EPA Regional Administrator Judith Enck stated that samples taken by a third party before the demolition of the Glory Days building “were analyzed by [the] EPA and found to contain asbestos.”
The $50k demolition occurred due to the roof and third floor collapsing in July 2014. Property owner Glory Ventures LLC of New Jersey paid for the construction. Yet, the cost to properly remove the asbestos-containing debris is estimated at $500k.
U.S. Senator Charles Schumer D-N.Y. saw the site and all of its rubble in December and helped Herkimer Village contact the EPA regarding the situation.
“EPA seeks to have polluters pay for cleanups and will contact the owner of the hotel property to determine if she can pay for or conduct the cleanup. If the property owner is unable or unwilling to do so, EPA will conduct the cleanup,” said Enck.
Herkimer Village Mayor Anthony Brindisi commented on the Glory Days site receiving EPA Superfund assistance, saying, “This means that the cleanup will be taken care of at no cost to us or the tax payers. We couldn’t be happier to hear this.”

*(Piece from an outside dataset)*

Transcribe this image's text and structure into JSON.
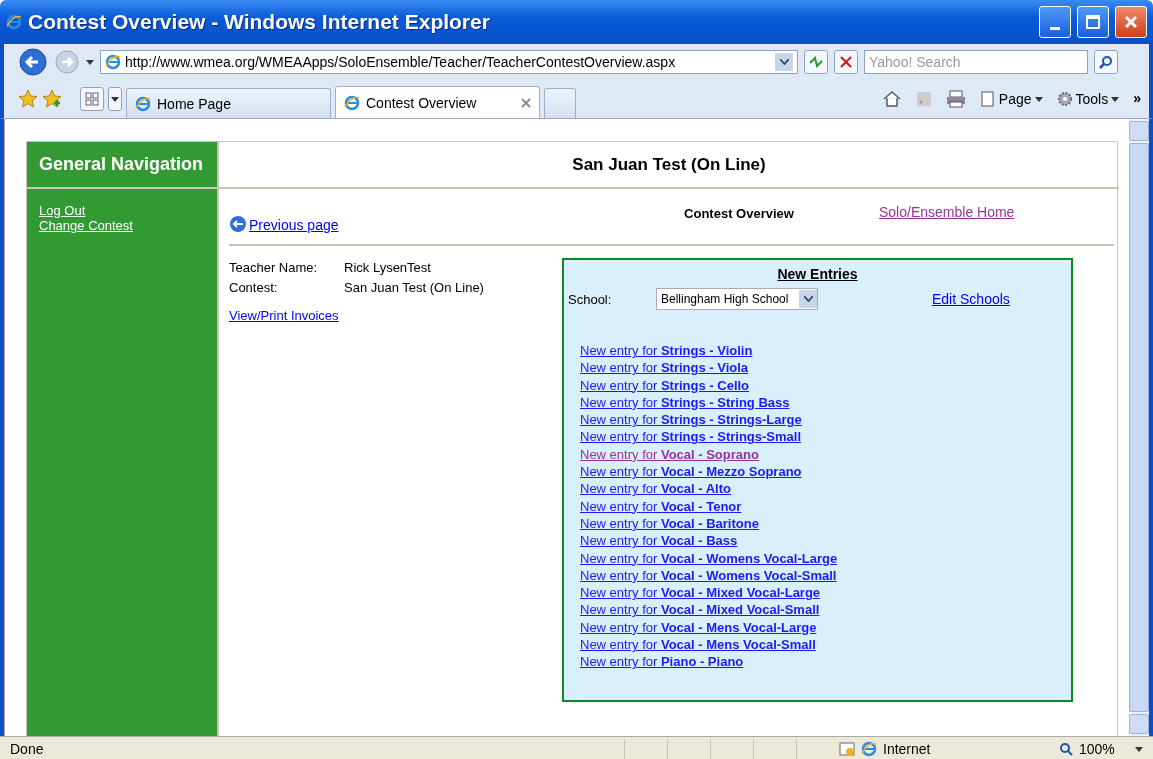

The Glory Days building used to be the General Herkimer Hotel where the infamous Kurt Meyers situated himself after killing four people and wounding two more in a shooting in March 2013. During a shootout with the police’s tactical unit raid on March 14, 2013, Meyers died.
The EPA is no stranger in dealing with asbestos-tainted Superfund sites. Another EPA Superfund site infamous for its asbestos exposure is the town of Libby, Montana. The company responsible for the exposure, W.R. Grace & Company, operated an asbestos mine for years.
W.R. Grace & Co. became well known for illegally dumping industrial waste containing asbestos at several of their facilities in Libby. As a result, nearly half of the population in Libby has been diagnosed with asbestos disease in addition to the 200 who have already died as a result of exposure. Most recently, a $540 million cleanup plan was approved.